Significantly from a run-of-the-mill facelift, The Audley will offer 3 distinct, artwork-led ordeals: a avenue-amount public dwelling (now open), the very first-flooring Mount St Restaurant and 4 spaces on the higher three flooring which will be offered for personal employ and will open this Autumn. 

For Ewan Venters, CEO of Hauser & Wirth and Artfarm, the outlined Victorian setting up was a purely natural match for Artfarm’s initially London job. ‘We experienced needed a London venue for some time, preferably within just strolling length of the gallery in Savile Row, so when The Audley arrived up, we jumped at it’, he suggests. ‘We look at the building to be a huge piece of architecture with so significantly character and background connected.’

Food at The Audley will be helmed by Jamie Shears, with the Mount St Restaurant presenting a refined common-contemporary fusion menu drawing inspiration from London’s culinary heritage. Downstairs, the bar will offer a innovative twist on pub grub. 

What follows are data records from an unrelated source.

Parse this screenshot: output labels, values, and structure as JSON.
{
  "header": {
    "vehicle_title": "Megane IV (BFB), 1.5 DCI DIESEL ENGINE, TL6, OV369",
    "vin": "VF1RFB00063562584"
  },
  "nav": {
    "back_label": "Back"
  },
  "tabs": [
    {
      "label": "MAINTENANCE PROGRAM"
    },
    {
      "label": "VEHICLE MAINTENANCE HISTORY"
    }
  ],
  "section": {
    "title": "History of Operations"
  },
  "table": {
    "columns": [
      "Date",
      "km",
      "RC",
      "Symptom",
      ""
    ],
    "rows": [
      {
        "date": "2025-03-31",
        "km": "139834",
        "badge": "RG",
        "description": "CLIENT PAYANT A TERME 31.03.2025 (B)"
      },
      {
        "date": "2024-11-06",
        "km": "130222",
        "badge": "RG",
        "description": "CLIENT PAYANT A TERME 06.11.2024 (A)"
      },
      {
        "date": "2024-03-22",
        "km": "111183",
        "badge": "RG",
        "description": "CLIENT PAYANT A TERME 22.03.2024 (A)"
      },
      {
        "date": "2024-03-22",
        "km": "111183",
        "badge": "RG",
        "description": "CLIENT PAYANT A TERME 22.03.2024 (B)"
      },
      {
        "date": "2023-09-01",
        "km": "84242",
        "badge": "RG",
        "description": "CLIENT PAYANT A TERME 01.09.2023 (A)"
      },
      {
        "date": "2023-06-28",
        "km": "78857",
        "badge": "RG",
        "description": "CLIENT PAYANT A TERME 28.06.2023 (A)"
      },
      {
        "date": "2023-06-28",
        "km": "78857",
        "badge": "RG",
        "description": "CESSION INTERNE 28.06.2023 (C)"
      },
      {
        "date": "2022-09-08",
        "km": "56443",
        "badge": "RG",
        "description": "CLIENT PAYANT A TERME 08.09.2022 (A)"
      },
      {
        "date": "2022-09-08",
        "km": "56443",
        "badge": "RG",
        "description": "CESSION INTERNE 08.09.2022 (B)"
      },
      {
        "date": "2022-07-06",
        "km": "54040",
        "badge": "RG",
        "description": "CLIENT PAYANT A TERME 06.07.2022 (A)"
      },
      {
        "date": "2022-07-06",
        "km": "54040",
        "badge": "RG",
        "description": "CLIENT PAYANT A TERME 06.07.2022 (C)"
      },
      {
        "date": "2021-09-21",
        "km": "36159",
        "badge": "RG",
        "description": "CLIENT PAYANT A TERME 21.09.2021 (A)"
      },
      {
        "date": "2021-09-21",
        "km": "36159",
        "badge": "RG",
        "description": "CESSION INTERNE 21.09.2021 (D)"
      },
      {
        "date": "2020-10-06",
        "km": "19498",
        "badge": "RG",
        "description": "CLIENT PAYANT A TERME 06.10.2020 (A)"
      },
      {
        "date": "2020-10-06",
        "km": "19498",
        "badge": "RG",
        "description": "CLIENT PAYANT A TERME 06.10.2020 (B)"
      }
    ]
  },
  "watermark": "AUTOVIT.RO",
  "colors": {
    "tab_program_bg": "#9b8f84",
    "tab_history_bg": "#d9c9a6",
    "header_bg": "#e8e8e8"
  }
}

The natural way, art is the backbone of the venture, with a revolving showcase of vital performs through, as very well as interventions by Hauser & Wirth’s roster of primary international artists. These contain Phyllida Barlow’s ceiling installation in the pub, Rashid Johnson’s floor mosaic in the Mount St Cafe, and Anj Smith’s ceiling fresco which occupies the leading-floor turret. ‘It’s a uncommon thing to be capable to fee web-site-precise art for a challenge of this scale, a person that will assistance compose the up coming chapter of the setting up and outlast us all’, says Venters. ‘I consider these operates lead massively to The Audley starting to be a wonderful and interesting dialogue, with an interior that is full of possibilities and inspiration.’

Artist Phyllida Barlow pictured in July 2022 installing her collaged ceiling set up which crowns the floor-ground pub in vibrant colour

The Audley’s modern day art pièce de résistance is extremely hard to skip. British artist Barlow’s summary ceiling set up crowns the floor-floor pub in a zesty sky of collaged color, the everlasting mosaic of hand-painted paper framed by the pub’s deep mahogany panelling. 

For Barlow, the invitation was a ‘thrilling offer’. ‘I mentioned of course instantly, even however I have under no circumstances carried out anything at all like this just before,’ she described. ‘But [architect Luis Laplace] and I experienced a incredibly transient conversation wherever he reported, “you’ve acquired to be as daring as you want to be and as cost-free as you want to be.”’ Daring and absolutely free is an exact characterisation of Barlow’s installation, which presents an illusion of kinetic 3-dimensionality. ‘It’s incredibly active in its marriage to the pub surroundings, but not in a way that by some means spoils it.’ she carries on. ‘I adore the notion of it impacting the ecosystem, and building people truly feel that it was practically normal that it was there.’

Barlow’s concluded ceiling set up at The Audley

Like quite a few of Artfarm and Hauser & Wirth’s earlier restoration initiatives – like Hauser & Wirth Menorca and Durslade Farmhouse in Somerset – architectural renovations have been headed up by Paris-dependent Laplace, who has put his stamp on The Audley’s authentic design by Thomas Verity, greatest known for the pavilion exterior at Lord’s Cricket Ground. Laplace deployed his signature sensitive strategy inside of the constraints of the Grade II listed structure, allowing art, and the building’s treasured heritage, to take centre phase. 

Amongst these treasures are The Audley’s initial ceiling clock preserving time on past orders, and the first picket hearth, inscribed with the Latin ‘salve’ (welcome). It is a fitting greeting for a pub that has neighborhood and tradition in its DNA, sentiments Artfarm hopes to fervidly sustain. ‘This area is so loaded in culture and historical past, and in which far better for all those tales to continue than at the nearby pub?’ says Venters. ‘Everyone is welcome!’

In the larger landscape of artwork-satisfies-hospitality enterprises, Artfarm is unquestionably tapping into a thing. Its recipe is proving, all over again and once more, that there is an urge for food for the intersection of these worlds. ‘Art inspires, excites and intrigues, it sparks conversations’, suggests Venters. ‘Restaurants, motels and bars give individuals a area to have those people discussions, away from their day-to-day life.’ §